I always wonder: who lives for those weeks of heavenly hell, when you are lucky to get 2hrs of sleep between having panic attacks and inducing them. On occasion I also wonder: who lives for the lulling weeks in between.
In the last 3 years, since moving to New York, I have found [as expected] a considerable increase in anxiety as a direct result of taking on too many projects. The truth is, the early stages of project hoarding, I begin to experience this sense of an elevated calm. It’s very difficult to explain this sensation in out of body terms other than using clichés such as “the calm before the storm,” but it is very similar to the floating sensation during the first minute of sky diving, [minus the deafening wind and ear pressure]. Maybe even closer in semblance to that last intake of air before you step over the edge of a cliff to plummet into a cold watery ravine [which I find by far more frightening than sky diving].
At times my mother has described me as a thrill seeker, dangerous unto myself; at times she’s even ventured as far as to call me a masochist.
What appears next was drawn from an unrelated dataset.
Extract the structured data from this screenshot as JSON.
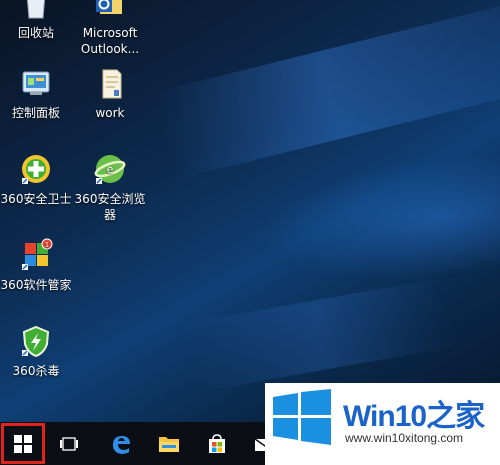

And while the latter can be held as truth on both physical and emotional levels, I have certainly not grown out of getting my kicks.
By now, you must be asking yourself, what exactly does this have to do with Armory Arts Week. This sensation, which I have now taken 235 words to describe is exactly how it felt to get involved in what is essentially a week long art faire, which like the fashion week, takes over every street in participating neighborhoods all over the city and brooklyn. It’s not exactly the Art Basel of Switzerland or even Miami [that would take too much silicone and stretch fabric], but it’s just as chaotic, much closer to home so to speak. Everyone is adding their twist on the fair, resulting in satellite fairs, private receptions, parties and carefully choreographed dinners, feet getting stepped on, and stepping on feet. Despite the its small size, I don’t think this city will ever get too crowded regardless the amount of talent it obviously holds, but at times it sure does have the persuasion of a pageant being held in you own back yard, or in this case, paved back lot. I mean that in the most endearing sense, that no matter how many dinners I walked into and how few people I knew, it felt like home every time. Whereas coordinating the events I was part of felt like the even hum of a tornado whirring within arms reach, the feeling of stepping through its spilling walls and flying debris left me exhilarated once inside, standing in the safe center of its conical walls, in mild anticipation of stepping out again and being left drained on the other side.
I used to think life was lived much like Dorothy had, waiting for the next tornado, or like Alice, poking around for rabbit holes. But in the last three year my perspective has changed; now digging furiously in gardens, and chasing tornados in a van.
Curious Wednesday is a weekly column written and driven by personality of Ms. Marquise discussing the insides of her head in relation to things around her. New topics can be found on the Bushwick Daily every Wednesday, while you can find her productions listed on False Aristocracy.